Louisville has already seen some of its worst COVID-19 numbers since March. Now the city is approaching case rates that match the highest point of the pandemic.
“Our positivity rate, the highest one we had, was January 25, which was a positivity rate of 14.39%. Currently, we’re at 13.11%, so we’re nearing the worst numbers that we saw earlier in the year,” said Dr. SarahBeth Hartlage, associate medical director of the Department of Public Health and Wellness.
The city’s hospitals are nearing the COVID-19 patient load they saw last winter.
“We’re near our peak. When we were back in December, we had about 221 patients in the hospital. We’re at 197 today,” Dr. Steve Hester, chief medical officer at Norton Healthcare, said.
Across the Baptist Health hospital network, the number of COVID-19 patients went from around 100 a month ago, to now being more than 400.
Louisville hospitals are not just taking on patients from the city, they are also taking on patients from hospitals across the state.
“At one point we had 46 requests for transfers into the system from all over the state for people looking for beds,” said Dr. Jason Smith, chief medical officer at University of Louisville Health.

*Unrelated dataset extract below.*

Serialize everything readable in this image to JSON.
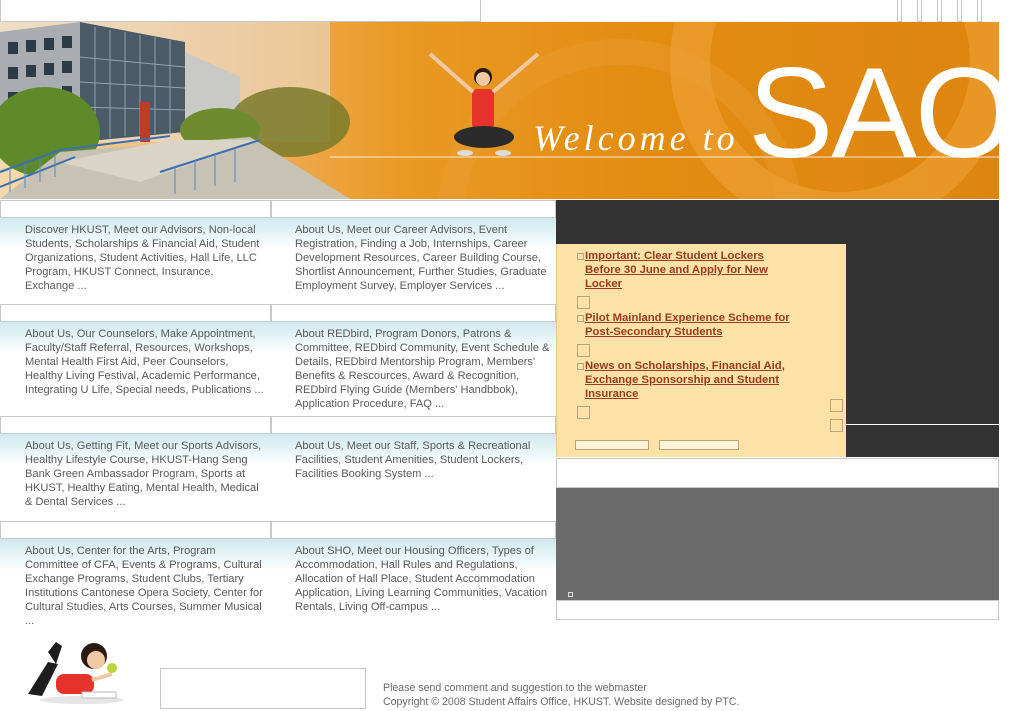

As the strain on health care workers continues to intensify, officials ask people to show patience with people working at hospitals and emergency rooms.
“The biggest thing right now is that the health care industry is tired,” said Smith, “Now, we’re back to worrying about can we take this virus back home to our own families.”
Medical leaders are also urging people to get vaccinated.
The Pfizer vaccine received full FDA approval earlier this week; health officials hope this will relieve some people’s vaccine hesitancy.
Mayor Greg Fischer said he will wait to see what happens with vaccine numbers in the coming weeks before deciding to institute a vaccine mandate for city workers.